Gavin Farmer, email

WRONG FOCUS

PROMPTED BY THE brief note in the March issue about the coming demise of the reardrive BMW 1 Series, had a test drive of an M140i. I was hugely impressed by the power and amused that the car cost only slightly more than a 318i (for the badge buyers). But ultimately, was disappointed by BMW’s emphasis on comfort over sportiness. My Focus ST feels more alive, especially the steering, a point lost on the BMW guy who was more a sales person than a car guy. No manual gearbox also didn’t help. will be interested to see what the new ST is like next year, and what else is around then.

Kym Haines, email

CHARGING FACES THE TEST OF TIME

CONGRATULATIONS on the excellent article by Ash Westerman in your May edition on driving the Nissan Leaf on trips away from the city. Most refreshingly, Ash dealt with real facts and did not give us the pie-in-the-sky rubbish usually served up by ill-informed cave dwellers.

One other problem EVs will face is if you arrive at a charge station and all outlets are occupied. You will have to wait up to twice as long to get a recharge. Could be hours.

The article was spot-on about renewables not being able to supply base-load power in their current forms, especially at night and when the wind is not blowing. There will be the need for coal-fired or (CO2-free!) nuclear power plants for a long time to come.

Roger Miller, email

SMALL ISSUE WITH THE COROLLA

CAMERON KIRBY’S long-term report on the Corolla (Wheels, April 2019) states, “The boot can easily swallow a pair of camping chairs and an esky primed with snacks, while the compact dimensions meant it was easily able to slot in between the hulking dual-cabs in the dusty car park.” This was very misleading as the Corolla has the smallest boot in class – even smaller than the Yaris – while having larger overall dimensions than the previous Corolla. Sounds like Cameron got his interior and exterior dimensions mix up, as the new Corolla is smaller inside and bigger outside.

Ian Gibson, email

NEW LOOK IS LOOKING GOOD

I JUST WANTED to say how impressed I’ve been with the last two editions. Apart from their clear and beautiful layout, the articles have tight content and tremendous variety. As you turn the page something new pops up to excite or stimulate. also believe your writers have collectively stepped up their craft. There seems to be a focus on elevating headings, facts and a greater injection of personality. It’s excellent. I’m also enjoying the blend of people and machines. The yank CEO [Mark Reuss] was intriguing, as were Dicker [Roden Cars] and Mäkinen. Their journeys enrich our own.

Some may measure the success of your magazine purely on circulation figures but for me, and many others, it is in the quality that the magazine now exudes and its assertiveness to lead its readers into the future. Bravo.
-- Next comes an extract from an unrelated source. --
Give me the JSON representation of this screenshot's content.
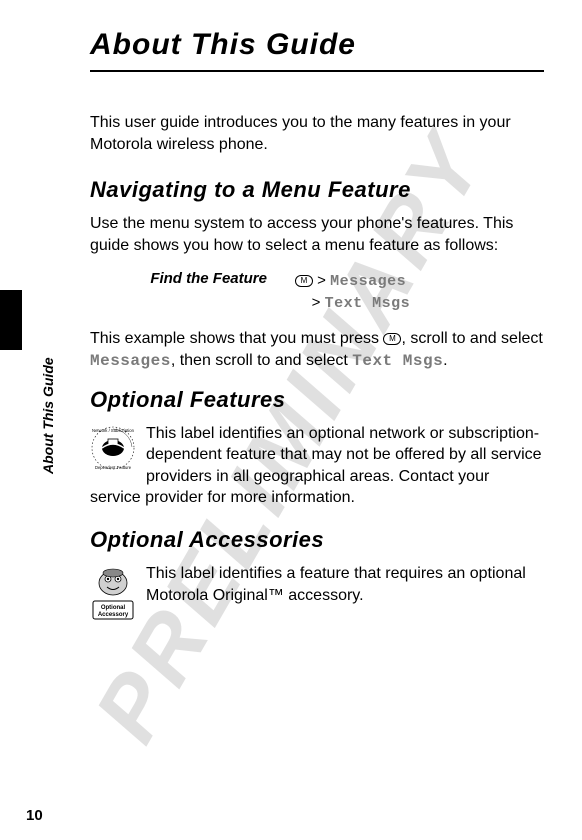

Sliding your letter under the nose of our publisher netted us a long lavish lunch, David, so we owe you one – Ed

David Stewart, Mudgee, NSW

CORRECTION: Last month’s feature drive of the Nissan Leaf mentioned ChargePoint as Nissan’s energy provider partner. This is incorrect, the company in question is JET Charge. We apologise.

“Mum, you should have bought a CX-5” GETTING ’EM STARTED YOUNG

Max Gleeson is clearly a kid going places. While his current wheels might require a dollar deposit, he’s obviously destined for bigger and better things. What’s more, he looks odds-on to save a few bucks when it’s his time to take the plunge on a new car.